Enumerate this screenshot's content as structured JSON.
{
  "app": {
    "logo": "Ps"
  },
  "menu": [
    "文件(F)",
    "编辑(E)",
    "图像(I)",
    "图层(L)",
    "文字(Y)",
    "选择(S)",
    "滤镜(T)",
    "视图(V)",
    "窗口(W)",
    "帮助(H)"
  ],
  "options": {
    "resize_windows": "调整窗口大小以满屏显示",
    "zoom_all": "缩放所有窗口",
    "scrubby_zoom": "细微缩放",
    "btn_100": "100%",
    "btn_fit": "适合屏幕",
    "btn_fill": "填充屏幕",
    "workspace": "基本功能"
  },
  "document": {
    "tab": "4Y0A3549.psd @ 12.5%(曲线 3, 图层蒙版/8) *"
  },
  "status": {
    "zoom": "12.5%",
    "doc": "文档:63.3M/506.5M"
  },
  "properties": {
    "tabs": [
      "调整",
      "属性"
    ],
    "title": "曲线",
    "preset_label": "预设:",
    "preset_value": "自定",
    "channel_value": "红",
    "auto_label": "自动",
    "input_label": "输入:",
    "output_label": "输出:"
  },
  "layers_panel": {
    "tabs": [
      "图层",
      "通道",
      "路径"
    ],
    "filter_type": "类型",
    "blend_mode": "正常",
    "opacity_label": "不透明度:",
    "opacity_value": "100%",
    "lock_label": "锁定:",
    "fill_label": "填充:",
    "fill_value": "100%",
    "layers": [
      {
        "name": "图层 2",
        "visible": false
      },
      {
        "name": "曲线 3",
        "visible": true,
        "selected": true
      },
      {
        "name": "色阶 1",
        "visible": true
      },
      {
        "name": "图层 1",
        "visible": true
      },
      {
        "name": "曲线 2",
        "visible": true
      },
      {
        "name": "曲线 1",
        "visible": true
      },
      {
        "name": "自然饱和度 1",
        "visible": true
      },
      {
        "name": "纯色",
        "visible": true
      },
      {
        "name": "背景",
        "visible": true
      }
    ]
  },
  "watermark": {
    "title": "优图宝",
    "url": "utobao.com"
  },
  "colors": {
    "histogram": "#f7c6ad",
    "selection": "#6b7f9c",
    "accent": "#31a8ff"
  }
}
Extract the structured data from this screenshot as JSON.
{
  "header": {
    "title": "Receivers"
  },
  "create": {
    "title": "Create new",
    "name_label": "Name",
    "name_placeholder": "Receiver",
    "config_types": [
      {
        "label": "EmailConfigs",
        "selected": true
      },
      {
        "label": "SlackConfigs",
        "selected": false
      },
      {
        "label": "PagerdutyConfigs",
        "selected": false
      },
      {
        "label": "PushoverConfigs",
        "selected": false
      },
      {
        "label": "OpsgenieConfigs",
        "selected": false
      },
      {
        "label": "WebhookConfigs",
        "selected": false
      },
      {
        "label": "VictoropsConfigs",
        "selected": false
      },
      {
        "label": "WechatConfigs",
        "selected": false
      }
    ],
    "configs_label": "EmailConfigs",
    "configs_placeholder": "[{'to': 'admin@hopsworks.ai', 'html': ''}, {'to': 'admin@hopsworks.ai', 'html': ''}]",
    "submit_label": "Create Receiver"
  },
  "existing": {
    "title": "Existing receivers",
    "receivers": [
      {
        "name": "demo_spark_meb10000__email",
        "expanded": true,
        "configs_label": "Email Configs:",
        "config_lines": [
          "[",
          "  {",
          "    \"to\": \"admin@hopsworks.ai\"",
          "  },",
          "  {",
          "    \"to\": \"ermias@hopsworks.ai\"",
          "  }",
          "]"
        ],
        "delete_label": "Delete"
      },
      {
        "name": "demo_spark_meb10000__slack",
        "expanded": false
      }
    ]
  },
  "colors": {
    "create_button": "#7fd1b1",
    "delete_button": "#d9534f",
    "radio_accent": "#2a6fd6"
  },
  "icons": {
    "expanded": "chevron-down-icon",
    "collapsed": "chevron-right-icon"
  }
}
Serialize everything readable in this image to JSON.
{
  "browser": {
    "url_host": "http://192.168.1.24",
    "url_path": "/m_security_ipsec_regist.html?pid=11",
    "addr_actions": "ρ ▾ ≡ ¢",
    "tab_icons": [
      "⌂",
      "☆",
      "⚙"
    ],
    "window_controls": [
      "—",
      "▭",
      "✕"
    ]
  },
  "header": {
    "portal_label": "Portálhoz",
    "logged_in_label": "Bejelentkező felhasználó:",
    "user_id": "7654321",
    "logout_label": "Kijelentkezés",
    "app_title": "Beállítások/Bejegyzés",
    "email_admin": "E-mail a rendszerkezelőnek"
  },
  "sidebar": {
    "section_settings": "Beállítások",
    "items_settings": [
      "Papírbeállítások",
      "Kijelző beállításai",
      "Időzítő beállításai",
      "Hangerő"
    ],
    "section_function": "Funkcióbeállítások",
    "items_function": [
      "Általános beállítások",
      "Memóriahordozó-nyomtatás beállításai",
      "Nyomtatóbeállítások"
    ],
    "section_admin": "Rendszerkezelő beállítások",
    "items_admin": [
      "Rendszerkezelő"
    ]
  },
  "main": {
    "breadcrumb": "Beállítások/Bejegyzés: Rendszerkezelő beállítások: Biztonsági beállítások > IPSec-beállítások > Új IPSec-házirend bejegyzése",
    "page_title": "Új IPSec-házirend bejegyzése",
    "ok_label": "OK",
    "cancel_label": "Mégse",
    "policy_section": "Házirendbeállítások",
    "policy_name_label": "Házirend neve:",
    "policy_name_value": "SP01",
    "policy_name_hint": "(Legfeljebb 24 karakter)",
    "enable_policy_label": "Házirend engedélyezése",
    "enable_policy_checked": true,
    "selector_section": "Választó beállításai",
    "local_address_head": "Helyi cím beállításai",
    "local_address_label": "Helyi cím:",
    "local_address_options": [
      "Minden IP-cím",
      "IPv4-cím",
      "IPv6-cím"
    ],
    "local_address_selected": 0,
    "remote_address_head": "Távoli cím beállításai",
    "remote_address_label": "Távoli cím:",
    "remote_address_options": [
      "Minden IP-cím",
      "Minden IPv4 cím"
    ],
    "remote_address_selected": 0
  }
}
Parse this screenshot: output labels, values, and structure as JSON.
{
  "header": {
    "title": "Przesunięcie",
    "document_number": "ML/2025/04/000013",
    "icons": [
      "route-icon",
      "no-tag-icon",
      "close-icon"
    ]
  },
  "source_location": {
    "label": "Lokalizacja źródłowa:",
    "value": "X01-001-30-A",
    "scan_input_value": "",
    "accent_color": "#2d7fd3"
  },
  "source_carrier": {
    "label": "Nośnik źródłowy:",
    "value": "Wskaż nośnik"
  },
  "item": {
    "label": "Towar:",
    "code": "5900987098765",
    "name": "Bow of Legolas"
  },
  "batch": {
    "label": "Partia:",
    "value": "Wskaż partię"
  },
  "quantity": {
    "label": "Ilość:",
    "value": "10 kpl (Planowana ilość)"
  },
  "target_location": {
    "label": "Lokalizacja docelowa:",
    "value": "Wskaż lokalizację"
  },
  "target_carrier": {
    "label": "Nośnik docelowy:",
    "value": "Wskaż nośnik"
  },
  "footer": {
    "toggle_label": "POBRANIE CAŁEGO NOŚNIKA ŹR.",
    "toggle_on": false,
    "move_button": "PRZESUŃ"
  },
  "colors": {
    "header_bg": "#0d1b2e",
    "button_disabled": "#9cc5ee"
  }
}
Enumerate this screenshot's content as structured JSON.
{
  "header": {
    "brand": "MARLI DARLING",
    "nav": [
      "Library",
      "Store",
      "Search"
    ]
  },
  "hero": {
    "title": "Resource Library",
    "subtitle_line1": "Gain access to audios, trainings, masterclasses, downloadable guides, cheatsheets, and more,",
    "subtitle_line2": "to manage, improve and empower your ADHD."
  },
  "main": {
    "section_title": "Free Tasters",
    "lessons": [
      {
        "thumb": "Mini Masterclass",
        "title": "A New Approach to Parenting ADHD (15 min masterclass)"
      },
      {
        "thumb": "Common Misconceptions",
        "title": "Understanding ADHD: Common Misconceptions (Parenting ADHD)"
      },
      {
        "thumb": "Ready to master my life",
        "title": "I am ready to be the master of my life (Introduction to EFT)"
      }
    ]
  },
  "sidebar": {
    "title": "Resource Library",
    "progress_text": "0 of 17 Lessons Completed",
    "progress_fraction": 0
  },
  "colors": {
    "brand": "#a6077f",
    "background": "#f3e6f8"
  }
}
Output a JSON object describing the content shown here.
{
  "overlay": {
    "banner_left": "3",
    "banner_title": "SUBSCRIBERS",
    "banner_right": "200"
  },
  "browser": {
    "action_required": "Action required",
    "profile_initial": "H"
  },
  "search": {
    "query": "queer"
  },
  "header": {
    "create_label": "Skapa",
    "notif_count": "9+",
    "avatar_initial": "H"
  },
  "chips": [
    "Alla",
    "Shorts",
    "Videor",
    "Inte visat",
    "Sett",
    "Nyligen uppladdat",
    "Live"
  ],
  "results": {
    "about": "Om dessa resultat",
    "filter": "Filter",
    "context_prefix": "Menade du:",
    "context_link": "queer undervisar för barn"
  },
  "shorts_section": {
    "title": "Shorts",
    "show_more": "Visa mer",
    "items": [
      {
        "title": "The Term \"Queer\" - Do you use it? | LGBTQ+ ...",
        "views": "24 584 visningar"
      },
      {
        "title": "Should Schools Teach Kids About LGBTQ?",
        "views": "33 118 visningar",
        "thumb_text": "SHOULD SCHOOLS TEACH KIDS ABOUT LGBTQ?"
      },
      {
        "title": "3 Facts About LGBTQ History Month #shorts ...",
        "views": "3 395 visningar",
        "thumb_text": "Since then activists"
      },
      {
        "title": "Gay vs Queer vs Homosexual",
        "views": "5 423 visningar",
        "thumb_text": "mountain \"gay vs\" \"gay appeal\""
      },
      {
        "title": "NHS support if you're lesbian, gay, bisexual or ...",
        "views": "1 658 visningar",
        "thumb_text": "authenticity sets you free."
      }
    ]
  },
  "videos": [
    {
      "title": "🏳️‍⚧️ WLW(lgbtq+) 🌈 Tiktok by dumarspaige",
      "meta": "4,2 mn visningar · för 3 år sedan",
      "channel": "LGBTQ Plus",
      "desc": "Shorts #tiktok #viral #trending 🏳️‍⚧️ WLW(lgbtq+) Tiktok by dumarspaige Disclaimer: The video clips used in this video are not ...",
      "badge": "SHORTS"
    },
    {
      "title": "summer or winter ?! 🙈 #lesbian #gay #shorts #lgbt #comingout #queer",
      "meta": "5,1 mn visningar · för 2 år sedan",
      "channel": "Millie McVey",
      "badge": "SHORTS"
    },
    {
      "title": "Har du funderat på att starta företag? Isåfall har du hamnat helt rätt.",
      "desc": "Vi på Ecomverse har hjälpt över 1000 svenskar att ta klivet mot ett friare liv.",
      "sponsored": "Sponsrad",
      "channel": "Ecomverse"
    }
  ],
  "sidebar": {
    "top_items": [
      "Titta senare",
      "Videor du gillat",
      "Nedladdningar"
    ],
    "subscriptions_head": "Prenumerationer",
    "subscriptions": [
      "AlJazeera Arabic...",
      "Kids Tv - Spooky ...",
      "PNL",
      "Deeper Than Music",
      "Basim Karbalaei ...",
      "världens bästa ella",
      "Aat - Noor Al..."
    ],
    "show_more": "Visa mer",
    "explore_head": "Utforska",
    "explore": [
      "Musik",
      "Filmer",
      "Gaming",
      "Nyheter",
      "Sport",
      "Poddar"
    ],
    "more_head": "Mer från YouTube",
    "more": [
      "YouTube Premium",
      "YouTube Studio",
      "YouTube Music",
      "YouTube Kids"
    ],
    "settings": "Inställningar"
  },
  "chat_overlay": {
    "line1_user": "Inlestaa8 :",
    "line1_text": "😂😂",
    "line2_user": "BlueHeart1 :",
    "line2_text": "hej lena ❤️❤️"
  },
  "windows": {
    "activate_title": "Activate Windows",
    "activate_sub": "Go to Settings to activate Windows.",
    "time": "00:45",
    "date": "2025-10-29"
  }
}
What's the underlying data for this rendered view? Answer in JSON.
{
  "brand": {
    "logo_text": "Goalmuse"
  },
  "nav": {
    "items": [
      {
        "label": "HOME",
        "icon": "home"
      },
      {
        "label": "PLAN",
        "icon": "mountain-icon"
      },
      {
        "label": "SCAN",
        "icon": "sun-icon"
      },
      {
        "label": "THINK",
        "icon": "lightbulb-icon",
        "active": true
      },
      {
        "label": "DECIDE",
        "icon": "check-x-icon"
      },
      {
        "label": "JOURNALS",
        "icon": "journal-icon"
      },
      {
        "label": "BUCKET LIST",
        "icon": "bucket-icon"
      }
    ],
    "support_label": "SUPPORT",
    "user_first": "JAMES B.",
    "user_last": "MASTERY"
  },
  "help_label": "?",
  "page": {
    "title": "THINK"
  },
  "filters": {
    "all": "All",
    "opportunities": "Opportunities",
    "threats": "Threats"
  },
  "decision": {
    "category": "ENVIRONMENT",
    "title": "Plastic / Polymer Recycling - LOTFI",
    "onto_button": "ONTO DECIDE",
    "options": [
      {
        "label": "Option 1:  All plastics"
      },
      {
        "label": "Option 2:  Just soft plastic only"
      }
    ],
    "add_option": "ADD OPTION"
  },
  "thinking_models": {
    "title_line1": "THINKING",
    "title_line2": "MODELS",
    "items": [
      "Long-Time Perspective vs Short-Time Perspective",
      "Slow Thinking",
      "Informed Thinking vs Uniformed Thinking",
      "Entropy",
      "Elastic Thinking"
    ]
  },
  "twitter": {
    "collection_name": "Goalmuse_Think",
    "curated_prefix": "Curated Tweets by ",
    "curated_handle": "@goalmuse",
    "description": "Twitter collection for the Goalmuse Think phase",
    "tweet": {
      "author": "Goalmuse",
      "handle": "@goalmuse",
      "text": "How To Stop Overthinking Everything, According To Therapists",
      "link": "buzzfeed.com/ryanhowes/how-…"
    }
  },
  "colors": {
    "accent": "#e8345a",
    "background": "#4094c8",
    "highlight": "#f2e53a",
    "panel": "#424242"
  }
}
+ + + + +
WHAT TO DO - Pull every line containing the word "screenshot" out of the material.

ANSWER TO THE PROBLEM -
Enumerate this screenshot's content as structured JSON.
Extract the structured data from this screenshot as JSON.
Parse this screenshot: output labels, values, and structure as JSON.
Enumerate this screenshot's content as structured JSON.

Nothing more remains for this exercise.